Will o’ the Wisp is a ghostly light or flame seen by travellers at night over bogs and marshes.
Will o’ the Wisp is quite a difficult term to define. But you can describe it as mysterious atmospheric ghost lights that appear around bogs, marshes, and swamps, with the primary aim of leading travellers away from their routes and off track.
Will o’ the Wisp meaning
The Will o’ the wisp – also Will o wisp – is sometimes referred to as the Jack O’ Lantern, or the Peg a Lantern, the Hobby Lantern, the Friar’s Lantern, the Kitty Candlestick, and many other names. The Will o’ the Wisp is very popular in English and European folklore and it’s used to signify some paranormal existence that creates a fiery appearance and leads travellers astray, especially at night time.
Tales of the Will o’ the wisp, however, come in different forms in different areas.
There are several explanations about what exactly the Will o’ the Wisp is and how it came about. The general belief is that it came as a result of evil spirits who look to draw unsuspecting travellers into harmful situations. But the tales about the Will o’ the Wisp all have a general context, being light is used to draw people into dangerous positions.
Tales of bright lights over marshes
In one of these tales, which was in a book written by Wirt Sikes, a man was traveling home in the dark and as he was walking, he saw a bright light a bit far off and he decided to follow it for a few miles.
He saw that the light was coming from a lantern that was held by a shadowy figure, and after following it for quite a distance, he found himself standing on the edge of a gorge with water violently rushing just below him.
All of a sudden, the shadowy figure appeared beside him, carrying the lantern, and then laughed evilly before blowing out the light of the lantern, and then leaving the man all by himself on the edge very far away from his home.
In other tales, the Will o Wisp has been related to spirits of people that were not allowed to enter Heaven or Hell, and are now forced to live on Earth, leading foolish travellers astray.
In some scenarios, it is believed that the devil himself has instructed some spirits to come back to earth with the sole intention of drawing people out to dangerous places using a burning piece of coal. The lights that come shine from the Will O’ the Wisp have also been said to serve as bad omens, forecasting a tragedy before it happens.

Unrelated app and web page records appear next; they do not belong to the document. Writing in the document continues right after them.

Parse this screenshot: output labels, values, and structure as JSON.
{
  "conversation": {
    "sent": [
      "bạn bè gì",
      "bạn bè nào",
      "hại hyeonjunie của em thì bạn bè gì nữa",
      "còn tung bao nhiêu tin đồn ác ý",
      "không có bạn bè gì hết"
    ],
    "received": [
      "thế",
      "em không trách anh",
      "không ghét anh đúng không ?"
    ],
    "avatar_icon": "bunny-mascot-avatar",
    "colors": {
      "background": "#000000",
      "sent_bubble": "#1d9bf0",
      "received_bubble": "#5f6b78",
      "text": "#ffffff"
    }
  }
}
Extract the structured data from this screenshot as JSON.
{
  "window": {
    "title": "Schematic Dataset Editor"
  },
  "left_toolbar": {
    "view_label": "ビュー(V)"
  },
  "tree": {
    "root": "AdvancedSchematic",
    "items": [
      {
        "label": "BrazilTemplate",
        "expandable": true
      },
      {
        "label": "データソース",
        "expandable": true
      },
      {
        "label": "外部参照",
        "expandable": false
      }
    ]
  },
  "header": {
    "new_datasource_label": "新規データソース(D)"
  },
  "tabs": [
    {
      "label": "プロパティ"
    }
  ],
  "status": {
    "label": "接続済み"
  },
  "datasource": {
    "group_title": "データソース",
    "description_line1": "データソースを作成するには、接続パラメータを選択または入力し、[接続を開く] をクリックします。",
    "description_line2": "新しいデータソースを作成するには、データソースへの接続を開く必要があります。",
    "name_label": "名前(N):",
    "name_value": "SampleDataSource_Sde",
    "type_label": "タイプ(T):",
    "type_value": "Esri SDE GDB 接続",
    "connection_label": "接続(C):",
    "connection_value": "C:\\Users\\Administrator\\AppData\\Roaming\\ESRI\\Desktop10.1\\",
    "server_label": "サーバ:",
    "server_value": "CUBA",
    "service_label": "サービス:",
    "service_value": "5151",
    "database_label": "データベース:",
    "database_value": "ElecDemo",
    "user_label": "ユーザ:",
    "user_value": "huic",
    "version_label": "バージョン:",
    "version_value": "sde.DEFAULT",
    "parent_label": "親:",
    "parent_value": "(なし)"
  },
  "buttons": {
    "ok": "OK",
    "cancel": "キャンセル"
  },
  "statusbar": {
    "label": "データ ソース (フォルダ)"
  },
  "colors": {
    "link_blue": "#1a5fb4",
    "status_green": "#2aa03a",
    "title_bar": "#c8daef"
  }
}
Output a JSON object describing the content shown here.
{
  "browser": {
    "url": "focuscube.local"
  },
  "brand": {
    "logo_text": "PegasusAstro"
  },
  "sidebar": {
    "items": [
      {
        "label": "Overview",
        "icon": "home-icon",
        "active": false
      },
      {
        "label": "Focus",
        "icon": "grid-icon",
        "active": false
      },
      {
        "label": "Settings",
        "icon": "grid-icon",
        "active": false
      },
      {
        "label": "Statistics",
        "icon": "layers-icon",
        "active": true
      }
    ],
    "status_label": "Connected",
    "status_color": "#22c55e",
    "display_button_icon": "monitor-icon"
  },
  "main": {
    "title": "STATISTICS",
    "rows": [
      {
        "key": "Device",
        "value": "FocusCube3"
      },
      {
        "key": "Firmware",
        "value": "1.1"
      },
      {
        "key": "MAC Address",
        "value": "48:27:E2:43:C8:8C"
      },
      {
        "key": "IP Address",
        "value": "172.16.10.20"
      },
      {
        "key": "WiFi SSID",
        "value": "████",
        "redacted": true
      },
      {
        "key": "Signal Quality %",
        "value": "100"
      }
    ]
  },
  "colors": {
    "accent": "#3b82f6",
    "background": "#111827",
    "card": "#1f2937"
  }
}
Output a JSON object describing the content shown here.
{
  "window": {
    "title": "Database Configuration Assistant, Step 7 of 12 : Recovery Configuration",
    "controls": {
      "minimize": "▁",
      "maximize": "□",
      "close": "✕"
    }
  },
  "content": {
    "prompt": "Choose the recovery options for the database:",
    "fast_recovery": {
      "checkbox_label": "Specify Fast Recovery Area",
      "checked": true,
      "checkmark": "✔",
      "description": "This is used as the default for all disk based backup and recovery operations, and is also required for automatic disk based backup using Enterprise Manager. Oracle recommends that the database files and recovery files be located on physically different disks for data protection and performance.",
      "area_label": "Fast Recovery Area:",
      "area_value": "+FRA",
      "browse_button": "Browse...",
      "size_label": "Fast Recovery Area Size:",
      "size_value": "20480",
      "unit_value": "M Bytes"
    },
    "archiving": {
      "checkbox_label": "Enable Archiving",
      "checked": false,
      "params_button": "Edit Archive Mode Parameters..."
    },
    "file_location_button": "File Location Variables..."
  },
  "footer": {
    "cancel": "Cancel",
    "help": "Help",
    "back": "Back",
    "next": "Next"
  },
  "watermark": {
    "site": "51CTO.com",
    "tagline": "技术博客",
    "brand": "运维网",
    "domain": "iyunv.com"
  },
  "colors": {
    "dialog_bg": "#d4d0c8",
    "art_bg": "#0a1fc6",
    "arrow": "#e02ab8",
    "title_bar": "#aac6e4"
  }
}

These lights have been known to shine at some graveyards as well as at funerals. Although, not all tales are so negative about the Will O’ the Wisp with some talking about the Will O’ the Wisp being a guardian of treasures and leading brave people to these treasures.
Science behind Will o’ the Wisp
Many explanations go along with Will O’ the Wisp, but modern science has also given its definition of what it is. Science believes that these flames come from natural phenomena like bioluminescence, which is caused by the oxidation of phosphine, methane, and diphosphane, from rotting vegetation and organic decay.
The gas is believed to ignite on its own and form those flames that are believed to be the Will o’ the Wisp.
Science has also purported the possibility of these sightings being a result of ball lightning.
Willo the Wisp TV cartoon
Willo the Wisp was a BBC cartoon series narrated by Kenneth Williams, originally produced in 1981. Kenneth Williams voiced all the characters, including Wilo the Wisp, who was a blue, floating creature who looked Williams. A second series, voiced by James Dreyfus, was produced in 2015.
Other names for Will o’ the Wisp
Throughout Great Britain, there are many different names for Will-o-wisp phenomona. Some of them include:
- Cornwall: Joan the Wad
- Devon: Hinky Punk
- East Anglia: The Lantern Man, The Hobby Lantern
- Gloucestershire: Hobbedy’s Lantern
- Hertfordshire: The Hobby Lantern
- Lancashire: Peg-a-Lantern
- Lowland Scotland: Spunkies
- Norfolk: Will o’ the Wikes
- North Yorkshire: Jenny with the Lantern
- Northumberland: Jenny with the Lantern
- Shropshire: Will the Smith
- Somerset: Hinky Pink, Joan the Wad
- Warwickshire: Hobbedy’s Lantern
- Wales: Pwca, Ellylldan
- West Country: Jacky Lantern, Jack-a-Lantern
- Worcestershire: Pinket
The Will O’ the Wisp is a fiery light that leads people off the correct direction in their trips and into harmful circumstances. But it has also been used in literary terms, to describe a goal that leads one on but that one is never able to achieve.